[Entries from a dataset of interfaces]
* * * *

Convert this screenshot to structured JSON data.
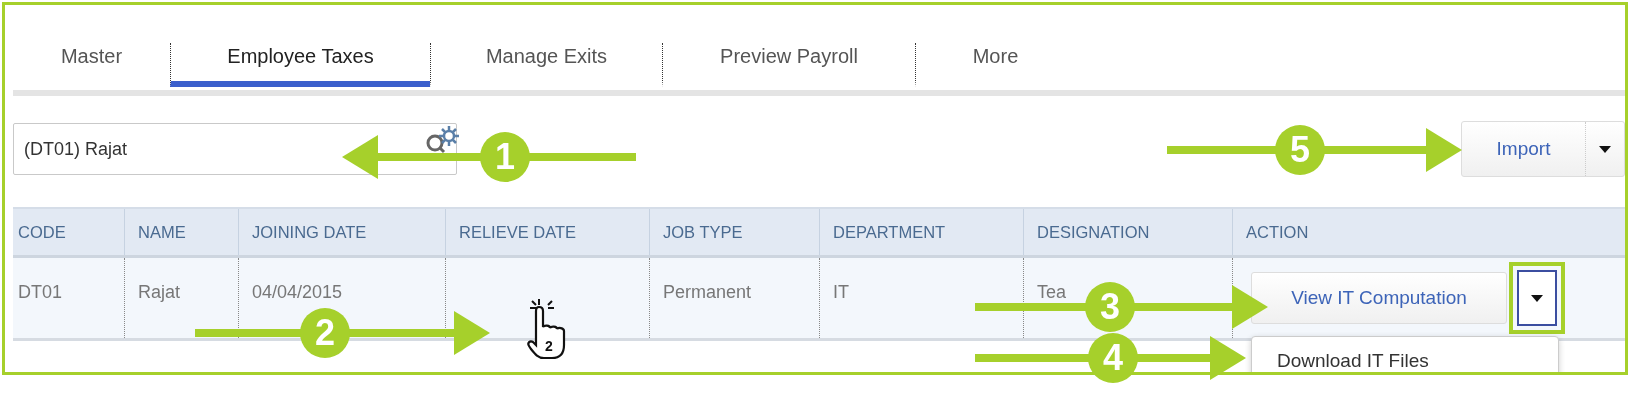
{
  "tabs": [
    {
      "label": "Master",
      "selected": false
    },
    {
      "label": "Employee Taxes",
      "selected": true
    },
    {
      "label": "Manage Exits",
      "selected": false
    },
    {
      "label": "Preview Payroll",
      "selected": false
    },
    {
      "label": "More",
      "selected": false
    }
  ],
  "employee_search": {
    "value": "(DT01) Rajat"
  },
  "import_button": {
    "label": "Import"
  },
  "table": {
    "columns": [
      "CODE",
      "NAME",
      "JOINING DATE",
      "RELIEVE DATE",
      "JOB TYPE",
      "DEPARTMENT",
      "DESIGNATION",
      "ACTION"
    ],
    "rows": [
      {
        "code": "DT01",
        "name": "Rajat",
        "joining_date": "04/04/2015",
        "job_type": "Permanent",
        "department": "IT",
        "designation": "Tea",
        "action": "View IT Computation",
        "caret_highlighted": true
      }
    ]
  },
  "action_menu": {
    "open": true,
    "items": [
      "Download IT Files"
    ]
  },
  "cursor": {
    "click_count": "2"
  },
  "callouts": [
    {
      "number": "1"
    },
    {
      "number": "2"
    },
    {
      "number": "3"
    },
    {
      "number": "4"
    },
    {
      "number": "5"
    }
  ]
}
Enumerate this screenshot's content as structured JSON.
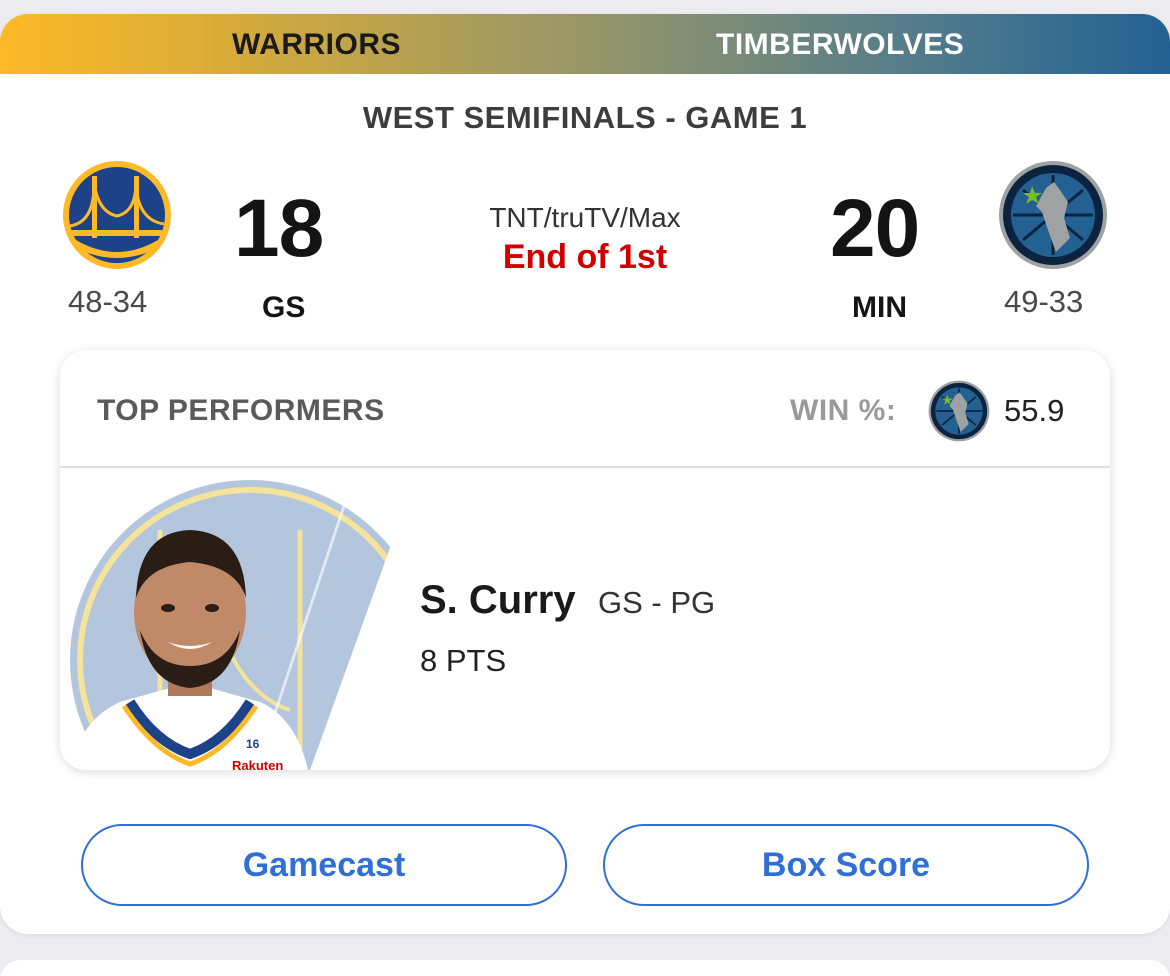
{
  "matchup": {
    "home_team_name": "WARRIORS",
    "away_team_name": "TIMBERWOLVES",
    "series": "WEST SEMIFINALS - GAME 1"
  },
  "home": {
    "score": "18",
    "abbr": "GS",
    "record": "48-34",
    "logo_icon": "warriors-logo-icon",
    "color": "#1d428a"
  },
  "away": {
    "score": "20",
    "abbr": "MIN",
    "record": "49-33",
    "logo_icon": "timberwolves-logo-icon",
    "color": "#0c2340"
  },
  "game": {
    "broadcast": "TNT/truTV/Max",
    "status": "End of 1st",
    "status_color": "#d00000"
  },
  "top_performers": {
    "title": "TOP PERFORMERS",
    "win_label": "WIN %:",
    "win_value": "55.9",
    "player": {
      "name": "S. Curry",
      "team_pos": "GS - PG",
      "stat": "8 PTS",
      "jersey_number": "16",
      "jersey_sponsor": "Rakuten"
    }
  },
  "buttons": {
    "gamecast": "Gamecast",
    "box_score": "Box Score"
  },
  "colors": {
    "accent": "#2f6fd6",
    "warriors_gold": "#fdb927",
    "warriors_blue": "#1d428a",
    "wolves_blue": "#236192"
  }
}
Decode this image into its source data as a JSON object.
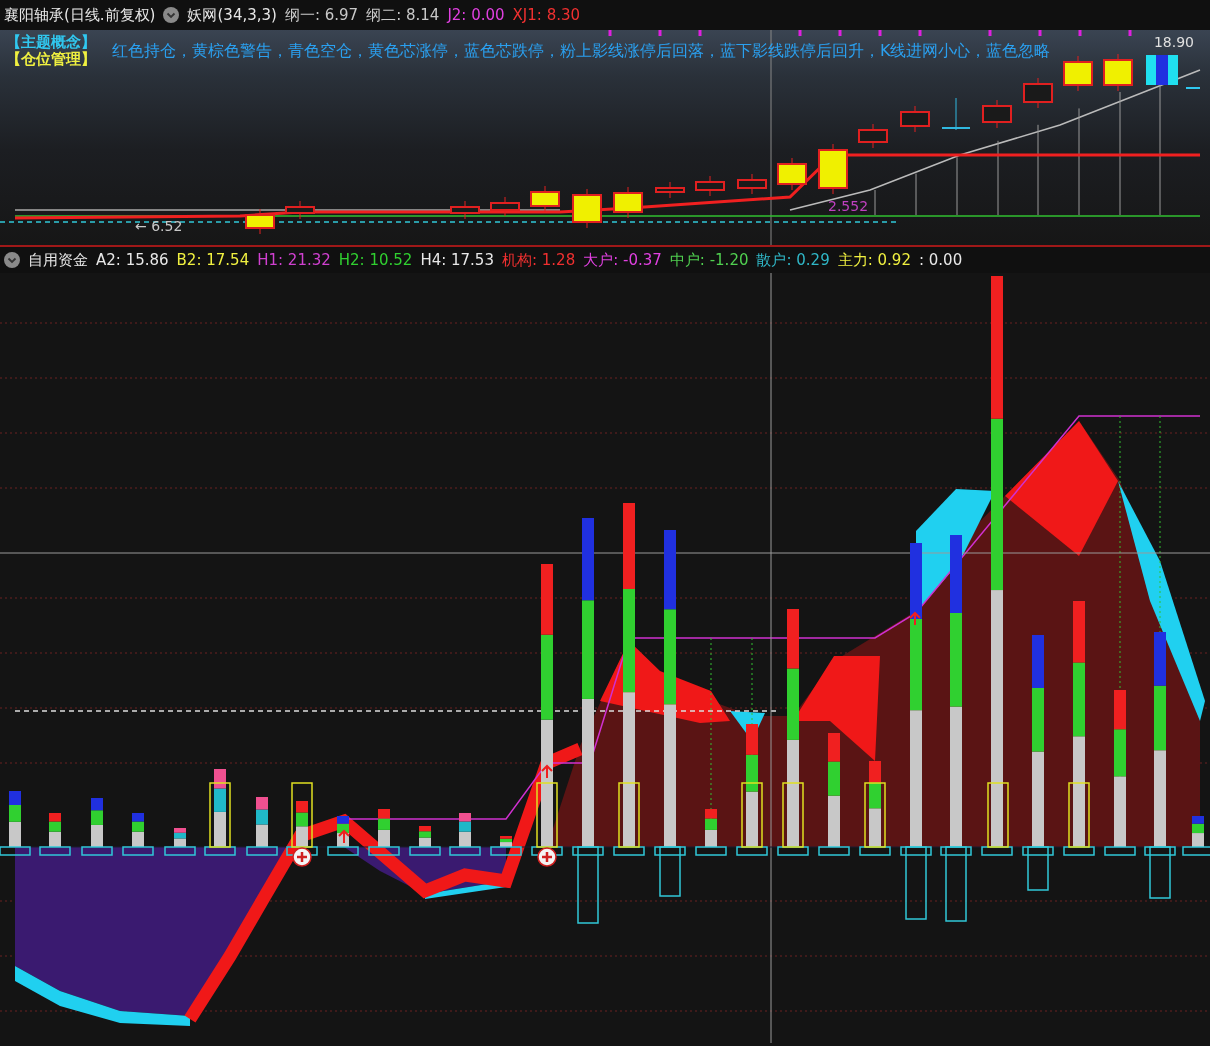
{
  "header": {
    "stock": "襄阳轴承(日线.前复权)",
    "indicator": "妖网(34,3,3)",
    "values": [
      {
        "text": "纲一: 6.97",
        "color": "#c8c8c8"
      },
      {
        "text": "纲二: 8.14",
        "color": "#c8c8c8"
      },
      {
        "text": "J2: 0.00",
        "color": "#e040e0"
      },
      {
        "text": "XJ1: 8.30",
        "color": "#f03030"
      }
    ]
  },
  "price_pane": {
    "legend_tags": [
      {
        "text": "【主题概念】",
        "color": "#30c8f0"
      },
      {
        "text": "【仓位管理】",
        "color": "#f0f040"
      }
    ],
    "legend": "红色持仓，黄棕色警告，青色空仓，黄色芯涨停，蓝色芯跌停，粉上影线涨停后回落，蓝下影线跌停后回升，K线进网小心，蓝色忽略",
    "labels": [
      {
        "kind": "high",
        "text": "18.90"
      },
      {
        "kind": "level",
        "text": "2.552"
      },
      {
        "kind": "low",
        "text": "← 6.52"
      }
    ]
  },
  "indicator_pane": {
    "title": "自用资金",
    "values": [
      {
        "text": "A2: 15.86",
        "color": "#e8e8e8"
      },
      {
        "text": "B2: 17.54",
        "color": "#f0f040"
      },
      {
        "text": "H1: 21.32",
        "color": "#d040d0"
      },
      {
        "text": "H2: 10.52",
        "color": "#30d030"
      },
      {
        "text": "H4: 17.53",
        "color": "#e8e8e8"
      },
      {
        "text": "机构: 1.28",
        "color": "#f03030"
      },
      {
        "text": "大户: -0.37",
        "color": "#e040e0"
      },
      {
        "text": "中户: -1.20",
        "color": "#50d050"
      },
      {
        "text": "散户: 0.29",
        "color": "#30b8c8"
      },
      {
        "text": "主力: 0.92",
        "color": "#f0f040"
      },
      {
        "text": ": 0.00",
        "color": "#e8e8e8"
      }
    ]
  }
}
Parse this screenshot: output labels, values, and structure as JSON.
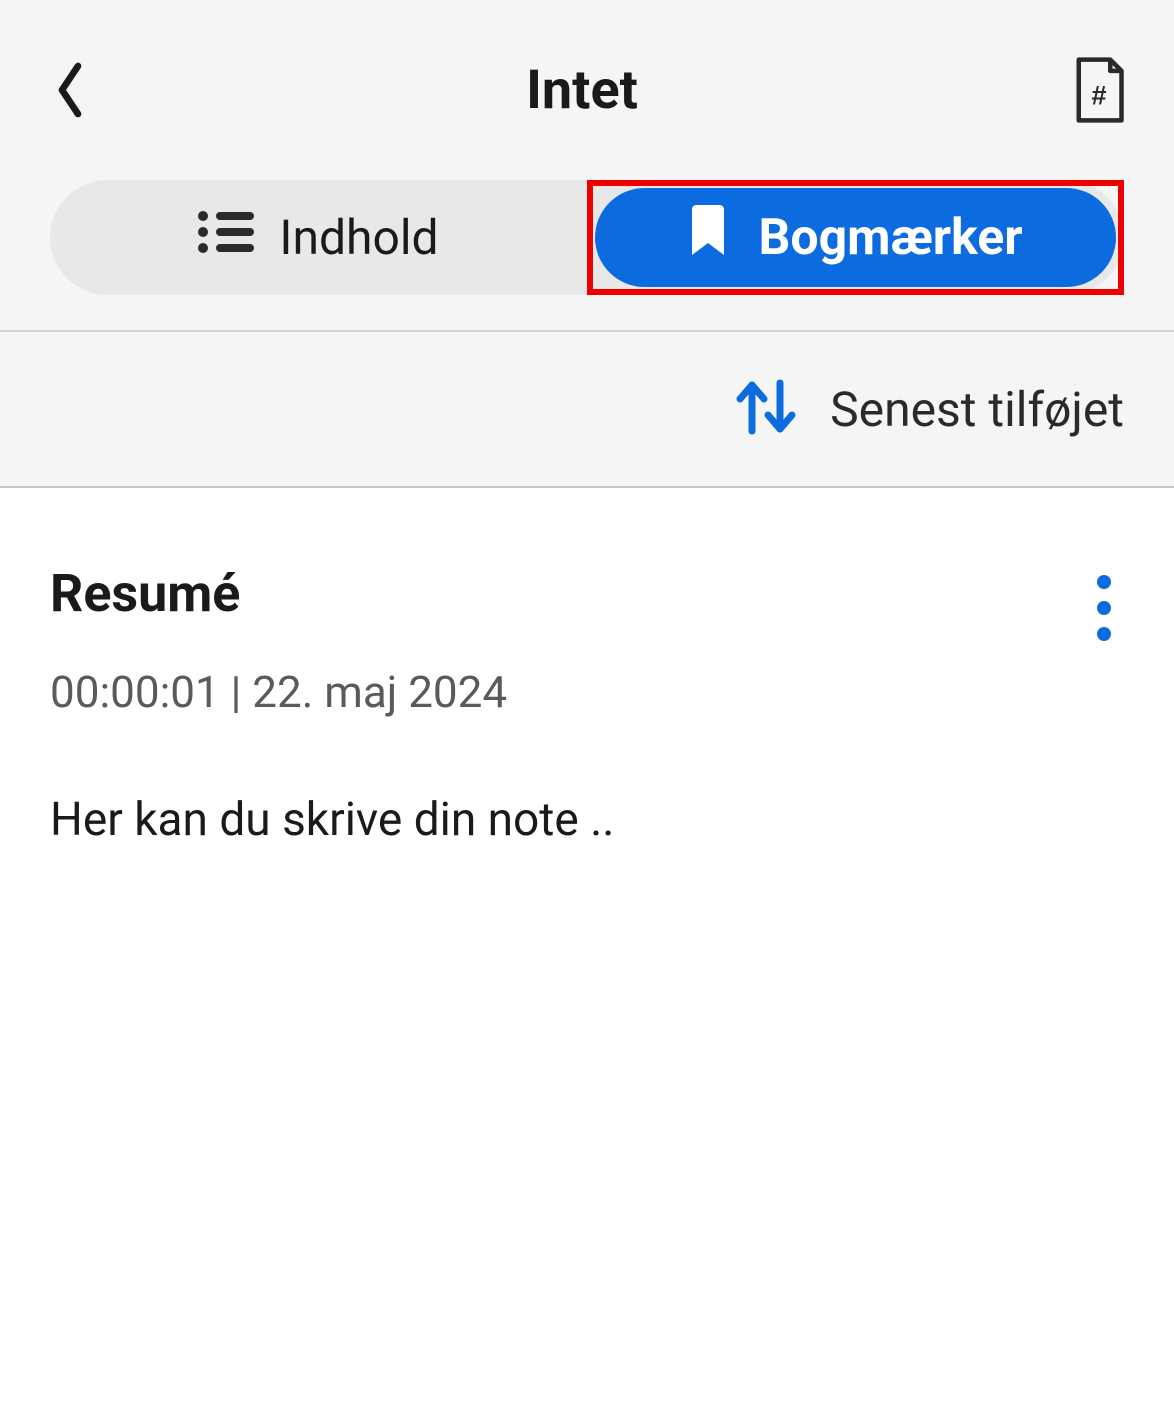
{
  "header": {
    "title": "Intet"
  },
  "tabs": {
    "content_label": "Indhold",
    "bookmarks_label": "Bogmærker",
    "active": "bookmarks"
  },
  "sort": {
    "label": "Senest tilføjet"
  },
  "bookmarks": [
    {
      "title": "Resumé",
      "timestamp": "00:00:01",
      "date": "22. maj 2024",
      "note": "Her kan du skrive din note .."
    }
  ],
  "colors": {
    "primary": "#0d6be0",
    "highlight_border": "#ef0000"
  }
}
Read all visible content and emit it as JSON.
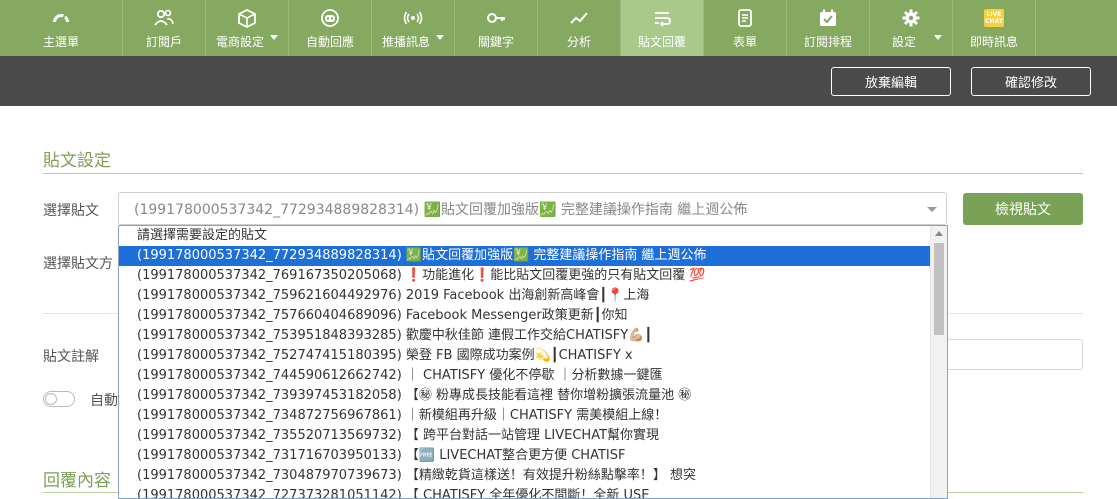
{
  "nav": {
    "items": [
      {
        "label": "主選單",
        "icon": "dashboard-icon"
      },
      {
        "label": "訂閱戶",
        "icon": "users-icon"
      },
      {
        "label": "電商設定",
        "icon": "box-icon"
      },
      {
        "label": "自動回應",
        "icon": "robot-icon"
      },
      {
        "label": "推播訊息",
        "icon": "broadcast-icon"
      },
      {
        "label": "關鍵字",
        "icon": "key-icon"
      },
      {
        "label": "分析",
        "icon": "chart-line-icon"
      },
      {
        "label": "貼文回覆",
        "icon": "reply-icon"
      },
      {
        "label": "表單",
        "icon": "form-icon"
      },
      {
        "label": "訂閱排程",
        "icon": "calendar-check-icon"
      },
      {
        "label": "設定",
        "icon": "gear-icon"
      },
      {
        "label": "即時訊息",
        "icon": "live-chat-icon"
      }
    ],
    "live_badge": "LIVE CHAT"
  },
  "toolbar": {
    "discard_label": "放棄編輯",
    "confirm_label": "確認修改"
  },
  "post_settings": {
    "title": "貼文設定",
    "select_post_label": "選擇貼文",
    "selected_value": "(199178000537342_772934889828314) 💹貼文回覆加強版💹 完整建議操作指南 繼上週公佈",
    "view_post_button": "檢視貼文",
    "select_method_label": "選擇貼文方",
    "note_label": "貼文註解",
    "auto_label": "自動"
  },
  "reply_content": {
    "title": "回覆內容"
  },
  "dropdown": {
    "options": [
      "請選擇需要設定的貼文",
      "(199178000537342_772934889828314) 💹貼文回覆加強版💹 完整建議操作指南 繼上週公佈",
      "(199178000537342_769167350205068) ❗功能進化❗能比貼文回覆更強的只有貼文回覆 💯",
      "(199178000537342_759621604492976) 2019 Facebook 出海創新高峰會┃📍上海",
      "(199178000537342_757660404689096) Facebook Messenger政策更新┃你知",
      "(199178000537342_753951848393285) 歡慶中秋佳節 連假工作交給CHATISFY💪🏼┃",
      "(199178000537342_752747415180395) 榮登 FB 國際成功案例💫┃CHATISFY x",
      "(199178000537342_744590612662742) ｜ CHATISFY 優化不停歇 ｜分析數據一鍵匯",
      "(199178000537342_739397453182058) 【㊙ 粉專成長技能看這裡 替你增粉擴張流量池 ㊙",
      "(199178000537342_734872756967861) ｜新模組再升級｜CHATISFY 需美模組上線！",
      "(199178000537342_735520713569732) 【 跨平台對話一站管理 LIVECHAT幫你實現",
      "(199178000537342_731716703950133) 【🆓 LIVECHAT整合更方便 CHATISF",
      "(199178000537342_730487970739673) 【精緻乾貨這樣送！有效提升粉絲點擊率！】 想突",
      "(199178000537342_727373281051142) 【 CHATISFY 全年優化不間斷！全新 USE"
    ],
    "selected_index": 1
  },
  "colors": {
    "nav_bg": "#86a961",
    "nav_active": "#a8c98a",
    "toolbar_bg": "#4a4a4a",
    "accent": "#7aa256",
    "selected_option": "#1e6fd8"
  }
}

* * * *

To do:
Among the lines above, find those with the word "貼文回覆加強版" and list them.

Reply:
    "selected_value": "(199178000537342_772934889828314) 💹貼文回覆加強版💹 完整建議操作指南 繼上週公佈",
      "(199178000537342_772934889828314) 💹貼文回覆加強版💹 完整建議操作指南 繼上週公佈",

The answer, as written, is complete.